● **Activity**
Report each line of the data that contains the string "heading".

[Records for the task]

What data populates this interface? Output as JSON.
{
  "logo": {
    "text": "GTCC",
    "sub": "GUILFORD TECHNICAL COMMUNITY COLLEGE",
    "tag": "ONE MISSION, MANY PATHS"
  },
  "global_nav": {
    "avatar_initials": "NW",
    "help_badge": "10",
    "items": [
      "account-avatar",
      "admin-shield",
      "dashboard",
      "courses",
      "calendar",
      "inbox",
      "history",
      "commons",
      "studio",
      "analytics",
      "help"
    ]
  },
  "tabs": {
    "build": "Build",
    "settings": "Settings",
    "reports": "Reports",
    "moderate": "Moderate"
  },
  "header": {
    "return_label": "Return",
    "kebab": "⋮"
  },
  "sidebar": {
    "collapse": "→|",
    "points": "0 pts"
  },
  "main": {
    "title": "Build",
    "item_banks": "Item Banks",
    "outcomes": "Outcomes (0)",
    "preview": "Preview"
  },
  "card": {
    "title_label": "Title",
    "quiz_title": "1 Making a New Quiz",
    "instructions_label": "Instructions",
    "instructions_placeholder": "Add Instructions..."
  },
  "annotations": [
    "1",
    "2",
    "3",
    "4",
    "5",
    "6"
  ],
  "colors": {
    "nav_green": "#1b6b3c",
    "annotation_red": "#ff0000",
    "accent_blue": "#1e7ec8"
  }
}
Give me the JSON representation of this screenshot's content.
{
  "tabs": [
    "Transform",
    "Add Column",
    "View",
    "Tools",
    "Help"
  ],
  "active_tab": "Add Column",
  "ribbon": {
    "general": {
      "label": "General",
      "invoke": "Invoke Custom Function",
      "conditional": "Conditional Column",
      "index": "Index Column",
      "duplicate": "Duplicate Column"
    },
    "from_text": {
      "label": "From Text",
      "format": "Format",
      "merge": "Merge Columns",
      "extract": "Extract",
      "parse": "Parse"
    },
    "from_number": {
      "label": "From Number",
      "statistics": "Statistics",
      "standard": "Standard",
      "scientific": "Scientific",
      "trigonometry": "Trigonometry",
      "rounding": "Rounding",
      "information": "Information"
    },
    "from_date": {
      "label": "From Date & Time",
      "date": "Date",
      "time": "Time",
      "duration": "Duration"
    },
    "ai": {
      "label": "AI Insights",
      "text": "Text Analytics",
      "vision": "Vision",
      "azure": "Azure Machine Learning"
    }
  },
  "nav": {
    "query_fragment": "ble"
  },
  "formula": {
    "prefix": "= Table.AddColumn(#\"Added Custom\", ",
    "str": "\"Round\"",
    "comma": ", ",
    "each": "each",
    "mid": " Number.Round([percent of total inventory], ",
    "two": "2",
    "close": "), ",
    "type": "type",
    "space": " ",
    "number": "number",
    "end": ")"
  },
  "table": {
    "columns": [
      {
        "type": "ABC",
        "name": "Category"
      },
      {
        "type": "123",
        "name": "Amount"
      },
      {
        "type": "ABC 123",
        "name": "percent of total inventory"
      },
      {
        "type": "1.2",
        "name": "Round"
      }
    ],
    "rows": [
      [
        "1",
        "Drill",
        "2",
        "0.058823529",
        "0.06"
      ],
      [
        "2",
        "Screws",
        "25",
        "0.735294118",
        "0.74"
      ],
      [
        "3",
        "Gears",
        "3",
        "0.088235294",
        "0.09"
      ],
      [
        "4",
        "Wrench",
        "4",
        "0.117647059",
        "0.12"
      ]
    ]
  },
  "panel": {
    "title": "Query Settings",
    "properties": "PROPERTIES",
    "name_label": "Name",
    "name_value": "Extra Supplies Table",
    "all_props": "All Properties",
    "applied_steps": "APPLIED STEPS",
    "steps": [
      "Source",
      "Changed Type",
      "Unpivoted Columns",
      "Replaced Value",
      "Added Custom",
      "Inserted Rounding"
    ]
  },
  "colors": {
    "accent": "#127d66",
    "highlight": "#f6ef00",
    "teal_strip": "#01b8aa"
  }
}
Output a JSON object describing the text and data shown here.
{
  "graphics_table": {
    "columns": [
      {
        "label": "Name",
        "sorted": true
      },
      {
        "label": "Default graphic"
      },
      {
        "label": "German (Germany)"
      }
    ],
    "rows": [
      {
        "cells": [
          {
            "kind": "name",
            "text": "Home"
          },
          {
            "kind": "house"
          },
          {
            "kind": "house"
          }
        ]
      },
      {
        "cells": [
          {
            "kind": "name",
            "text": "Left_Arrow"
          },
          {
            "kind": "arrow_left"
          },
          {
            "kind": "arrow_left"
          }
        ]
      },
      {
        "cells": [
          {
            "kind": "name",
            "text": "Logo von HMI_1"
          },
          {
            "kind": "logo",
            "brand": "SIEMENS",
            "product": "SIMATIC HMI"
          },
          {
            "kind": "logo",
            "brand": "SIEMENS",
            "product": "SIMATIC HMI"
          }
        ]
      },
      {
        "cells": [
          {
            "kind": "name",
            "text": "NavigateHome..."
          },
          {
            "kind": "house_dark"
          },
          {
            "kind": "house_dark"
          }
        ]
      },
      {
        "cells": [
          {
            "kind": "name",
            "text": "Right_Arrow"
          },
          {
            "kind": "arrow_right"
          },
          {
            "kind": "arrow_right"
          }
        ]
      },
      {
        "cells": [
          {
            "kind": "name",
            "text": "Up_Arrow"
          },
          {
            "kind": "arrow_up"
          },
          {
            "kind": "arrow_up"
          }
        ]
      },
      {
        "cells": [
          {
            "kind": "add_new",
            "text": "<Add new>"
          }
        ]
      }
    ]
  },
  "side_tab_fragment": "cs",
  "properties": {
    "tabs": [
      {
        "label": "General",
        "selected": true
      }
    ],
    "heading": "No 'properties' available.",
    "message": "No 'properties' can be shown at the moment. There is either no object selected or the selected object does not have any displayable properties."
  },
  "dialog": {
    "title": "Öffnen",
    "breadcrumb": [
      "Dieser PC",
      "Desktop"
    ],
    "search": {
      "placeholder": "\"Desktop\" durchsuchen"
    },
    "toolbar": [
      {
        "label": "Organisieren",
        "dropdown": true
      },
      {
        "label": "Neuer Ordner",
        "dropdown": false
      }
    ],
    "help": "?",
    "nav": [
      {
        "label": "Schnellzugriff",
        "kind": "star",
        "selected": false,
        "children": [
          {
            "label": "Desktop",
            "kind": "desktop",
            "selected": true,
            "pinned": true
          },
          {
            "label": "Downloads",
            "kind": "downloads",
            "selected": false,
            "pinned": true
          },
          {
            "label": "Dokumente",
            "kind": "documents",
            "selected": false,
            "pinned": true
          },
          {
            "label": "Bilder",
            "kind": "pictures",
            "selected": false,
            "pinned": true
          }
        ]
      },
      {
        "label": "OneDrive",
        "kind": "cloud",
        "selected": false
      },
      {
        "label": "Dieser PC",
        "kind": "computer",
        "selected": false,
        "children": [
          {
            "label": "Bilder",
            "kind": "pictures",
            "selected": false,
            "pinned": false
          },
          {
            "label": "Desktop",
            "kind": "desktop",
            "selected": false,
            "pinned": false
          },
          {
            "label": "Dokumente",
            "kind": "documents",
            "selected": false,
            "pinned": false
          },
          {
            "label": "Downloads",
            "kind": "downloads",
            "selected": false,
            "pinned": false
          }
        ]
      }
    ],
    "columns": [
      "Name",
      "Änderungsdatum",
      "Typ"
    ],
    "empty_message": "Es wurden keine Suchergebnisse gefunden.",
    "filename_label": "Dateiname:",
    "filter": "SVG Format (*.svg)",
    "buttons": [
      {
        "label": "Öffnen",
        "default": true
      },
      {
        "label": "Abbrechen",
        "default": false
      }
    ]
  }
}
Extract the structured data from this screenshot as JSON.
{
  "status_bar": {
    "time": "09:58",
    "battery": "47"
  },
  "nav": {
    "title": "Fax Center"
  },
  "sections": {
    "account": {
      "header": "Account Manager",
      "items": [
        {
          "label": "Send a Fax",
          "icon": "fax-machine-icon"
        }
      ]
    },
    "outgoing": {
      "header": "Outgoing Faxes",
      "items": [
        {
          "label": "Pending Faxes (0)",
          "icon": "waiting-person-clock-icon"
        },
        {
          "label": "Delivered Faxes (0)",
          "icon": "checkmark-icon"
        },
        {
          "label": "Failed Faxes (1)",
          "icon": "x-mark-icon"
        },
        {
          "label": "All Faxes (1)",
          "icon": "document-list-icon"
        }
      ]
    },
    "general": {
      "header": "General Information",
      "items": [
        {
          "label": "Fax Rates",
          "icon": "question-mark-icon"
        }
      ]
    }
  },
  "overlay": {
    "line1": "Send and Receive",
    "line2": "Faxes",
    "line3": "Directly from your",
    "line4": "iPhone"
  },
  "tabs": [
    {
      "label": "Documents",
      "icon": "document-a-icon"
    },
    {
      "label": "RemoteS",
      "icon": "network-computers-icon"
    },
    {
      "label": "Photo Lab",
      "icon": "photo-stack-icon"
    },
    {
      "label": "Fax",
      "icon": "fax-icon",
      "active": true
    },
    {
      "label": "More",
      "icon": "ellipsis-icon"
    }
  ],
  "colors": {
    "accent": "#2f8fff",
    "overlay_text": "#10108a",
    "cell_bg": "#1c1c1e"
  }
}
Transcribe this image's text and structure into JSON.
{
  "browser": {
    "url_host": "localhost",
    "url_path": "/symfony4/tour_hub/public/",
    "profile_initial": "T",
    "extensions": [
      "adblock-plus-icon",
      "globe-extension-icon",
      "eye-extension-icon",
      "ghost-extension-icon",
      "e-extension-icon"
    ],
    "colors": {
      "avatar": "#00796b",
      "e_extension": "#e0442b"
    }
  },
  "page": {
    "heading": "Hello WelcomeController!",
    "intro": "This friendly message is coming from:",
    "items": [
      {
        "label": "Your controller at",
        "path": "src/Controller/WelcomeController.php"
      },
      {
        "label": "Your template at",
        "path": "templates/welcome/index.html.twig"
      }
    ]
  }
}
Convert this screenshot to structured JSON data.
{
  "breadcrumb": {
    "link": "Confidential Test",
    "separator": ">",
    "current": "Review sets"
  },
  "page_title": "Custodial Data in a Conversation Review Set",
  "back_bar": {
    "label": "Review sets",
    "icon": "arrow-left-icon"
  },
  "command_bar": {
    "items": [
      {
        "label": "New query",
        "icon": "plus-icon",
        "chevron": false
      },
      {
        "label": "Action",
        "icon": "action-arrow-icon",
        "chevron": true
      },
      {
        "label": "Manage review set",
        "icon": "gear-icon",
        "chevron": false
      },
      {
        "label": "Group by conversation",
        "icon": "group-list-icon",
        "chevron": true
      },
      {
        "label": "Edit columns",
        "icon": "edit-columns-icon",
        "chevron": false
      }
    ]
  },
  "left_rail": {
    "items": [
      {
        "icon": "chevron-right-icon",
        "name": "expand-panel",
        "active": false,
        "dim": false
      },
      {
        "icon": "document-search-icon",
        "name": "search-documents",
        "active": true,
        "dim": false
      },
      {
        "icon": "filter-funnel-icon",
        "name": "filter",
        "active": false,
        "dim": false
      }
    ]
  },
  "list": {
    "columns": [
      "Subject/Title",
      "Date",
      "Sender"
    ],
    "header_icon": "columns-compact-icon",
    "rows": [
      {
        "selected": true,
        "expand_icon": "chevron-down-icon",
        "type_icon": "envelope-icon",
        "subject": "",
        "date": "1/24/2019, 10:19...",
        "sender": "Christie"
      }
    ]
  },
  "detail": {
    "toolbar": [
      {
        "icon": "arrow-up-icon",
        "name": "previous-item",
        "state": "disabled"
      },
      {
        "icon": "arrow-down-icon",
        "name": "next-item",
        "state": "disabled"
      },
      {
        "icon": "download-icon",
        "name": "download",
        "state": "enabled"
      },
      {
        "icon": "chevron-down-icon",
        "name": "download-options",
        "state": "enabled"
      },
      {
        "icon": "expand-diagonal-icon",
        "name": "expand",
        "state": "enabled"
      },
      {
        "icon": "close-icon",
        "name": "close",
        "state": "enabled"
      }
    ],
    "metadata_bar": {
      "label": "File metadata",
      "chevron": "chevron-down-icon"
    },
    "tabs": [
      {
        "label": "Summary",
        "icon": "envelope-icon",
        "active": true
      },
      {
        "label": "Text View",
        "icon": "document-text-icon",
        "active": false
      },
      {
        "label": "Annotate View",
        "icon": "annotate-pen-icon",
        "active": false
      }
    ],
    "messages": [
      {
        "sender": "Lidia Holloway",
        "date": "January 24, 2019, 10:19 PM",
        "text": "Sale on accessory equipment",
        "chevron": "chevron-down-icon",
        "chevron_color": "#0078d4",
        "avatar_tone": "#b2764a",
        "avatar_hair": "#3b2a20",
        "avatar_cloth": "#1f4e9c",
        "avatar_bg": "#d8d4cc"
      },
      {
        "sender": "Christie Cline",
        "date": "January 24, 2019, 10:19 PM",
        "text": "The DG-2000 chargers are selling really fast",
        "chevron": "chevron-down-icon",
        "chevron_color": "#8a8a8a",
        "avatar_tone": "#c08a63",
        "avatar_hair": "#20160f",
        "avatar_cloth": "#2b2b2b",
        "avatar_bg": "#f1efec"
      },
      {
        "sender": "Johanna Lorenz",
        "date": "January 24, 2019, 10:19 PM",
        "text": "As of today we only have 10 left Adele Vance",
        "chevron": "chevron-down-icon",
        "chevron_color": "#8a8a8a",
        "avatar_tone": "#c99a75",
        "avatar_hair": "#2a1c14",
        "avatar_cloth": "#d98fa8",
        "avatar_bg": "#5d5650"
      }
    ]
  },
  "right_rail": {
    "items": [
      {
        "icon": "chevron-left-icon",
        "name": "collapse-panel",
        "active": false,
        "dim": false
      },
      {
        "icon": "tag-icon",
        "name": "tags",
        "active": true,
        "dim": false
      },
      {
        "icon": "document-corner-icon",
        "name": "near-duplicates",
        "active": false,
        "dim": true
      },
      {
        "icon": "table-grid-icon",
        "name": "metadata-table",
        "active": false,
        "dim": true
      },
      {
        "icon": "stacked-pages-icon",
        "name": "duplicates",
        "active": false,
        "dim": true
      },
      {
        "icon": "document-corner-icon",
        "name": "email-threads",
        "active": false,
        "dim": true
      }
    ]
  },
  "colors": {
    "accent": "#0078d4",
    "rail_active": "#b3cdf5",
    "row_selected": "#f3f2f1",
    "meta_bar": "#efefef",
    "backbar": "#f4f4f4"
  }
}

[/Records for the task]

● **Answer for the task**
    "heading": "No 'properties' available.",
    "heading": "Hello WelcomeController!",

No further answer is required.